- Directions -
Could you filter the listing for lines with the word "Report" and return them?
___ Record excerpts
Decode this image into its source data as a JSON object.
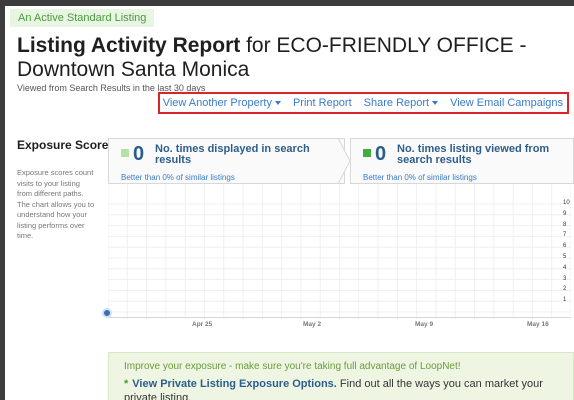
{
  "header": {
    "active_tag": "An Active Standard Listing",
    "title_bold": "Listing Activity Report",
    "title_rest": " for ECO-FRIENDLY OFFICE - Downtown Santa Monica",
    "subtitle": "Viewed from Search Results in the last 30 days"
  },
  "actions": {
    "view_another": "View Another Property",
    "print": "Print Report",
    "share": "Share Report",
    "email": "View Email Campaigns"
  },
  "sidebar": {
    "title": "Exposure Scores",
    "description": "Exposure scores count visits to your listing from different paths. The chart allows you to understand how your listing performs over time."
  },
  "cards": [
    {
      "count": "0",
      "label": "No. times displayed in search results",
      "sub": "Better than 0% of similar listings",
      "color": "#b7e0a8"
    },
    {
      "count": "0",
      "label": "No. times listing viewed from search results",
      "sub": "Better than 0% of similar listings",
      "color": "#3fae3f"
    }
  ],
  "chart_data": {
    "type": "line",
    "x_tick_labels": [
      "Apr 25",
      "May 2",
      "May 9",
      "May 16"
    ],
    "y_tick_labels": [
      "10",
      "9",
      "8",
      "7",
      "6",
      "5",
      "4",
      "3",
      "2",
      "1"
    ],
    "ylim": [
      0,
      10
    ],
    "grid": true,
    "series": []
  },
  "banner": {
    "intro": "Improve your exposure - make sure you're taking full advantage of LoopNet!",
    "link": "View Private Listing Exposure Options.",
    "text": " Find out all the ways you can market your private listing."
  }
}
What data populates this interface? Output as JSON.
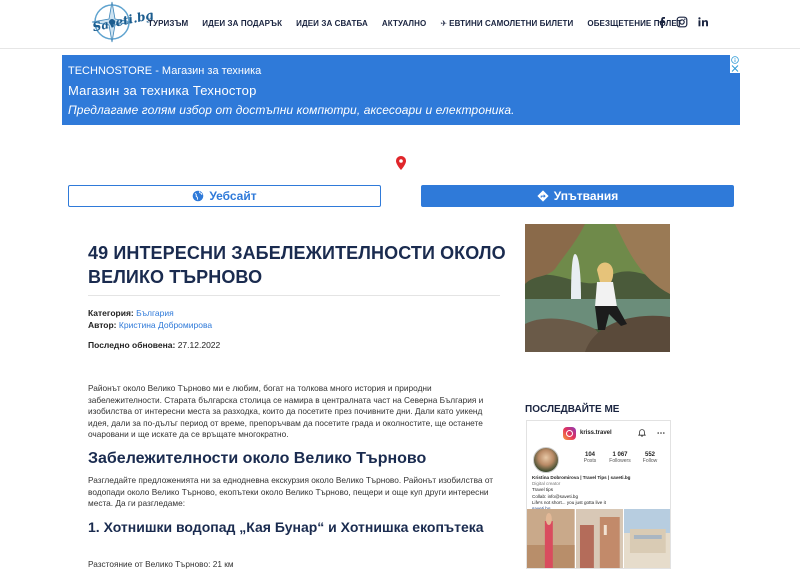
{
  "header": {
    "logo_text": "Saveti.bg",
    "nav": [
      {
        "label": "ТУРИЗЪМ"
      },
      {
        "label": "ИДЕИ ЗА ПОДАРЪК"
      },
      {
        "label": "ИДЕИ ЗА СВАТБА"
      },
      {
        "label": "АКТУАЛНО"
      },
      {
        "label": "ЕВТИНИ САМОЛЕТНИ БИЛЕТИ",
        "icon": "plane-icon"
      },
      {
        "label": "ОБЕЗЩЕТЕНИЕ ПОЛЕТ"
      }
    ],
    "social": [
      "facebook-icon",
      "instagram-icon",
      "linkedin-icon"
    ]
  },
  "ad": {
    "store": "TECHNOSTORE - Магазин за техника",
    "headline": "Магазин за техника Техностор",
    "description": "Предлагаме голям избор от достъпни компютри, аксесоари и електроника.",
    "bg_color": "#2f7ad9"
  },
  "buttons": {
    "website": "Уебсайт",
    "directions": "Упътвания"
  },
  "article": {
    "title": "49 ИНТЕРЕСНИ ЗАБЕЛЕЖИТЕЛНОСТИ ОКОЛО ВЕЛИКО ТЪРНОВО",
    "category_label": "Категория:",
    "category": "България",
    "author_label": "Автор:",
    "author": "Кристина Добромирова",
    "updated_label": "Последно обновена:",
    "updated": "27.12.2022",
    "intro": "Районът около Велико Търново ми е любим, богат на толкова много история и природни забележителности. Старата българска столица се намира в централната част на Северна България и изобилства от интересни места за разходка, които да посетите през почивните дни. Дали като уикенд идея, дали за по-дълъг период от време, препоръчвам да посетите града и околностите, ще останете очаровани и ще искате да се връщате многократно.",
    "section_heading": "Забележителности около Велико Търново",
    "section_text": "Разгледайте предложенията ни за еднодневна екскурзия около Велико Търново. Районът изобилства от водопади около Велико Търново, екопътеки около Велико Търново, пещери и още куп други интересни места. Да ги разгледаме:",
    "item_heading": "1. Хотнишки водопад „Кая Бунар“ и Хотнишка екопътека",
    "item_distance": "Разстояние от Велико Търново: 21 км"
  },
  "sidebar": {
    "follow_heading": "ПОСЛЕДВАЙТЕ МЕ",
    "instagram": {
      "handle": "kriss.travel",
      "posts": "104",
      "posts_label": "Posts",
      "followers": "1 067",
      "followers_label": "Followers",
      "following": "552",
      "following_label": "Follow",
      "bio": [
        "Kristina Dobromirova | Travel Tips | saveti.bg",
        "Digital creator",
        "Travel tips",
        "Collab: info@saveti.bg",
        "Life's not short... you just gotta live it",
        "saveti.bg"
      ]
    }
  }
}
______
- Answer to this exercise -
    "title_bold": "Listing Activity Report",
    "print": "Print Report",
    "share": "Share Report",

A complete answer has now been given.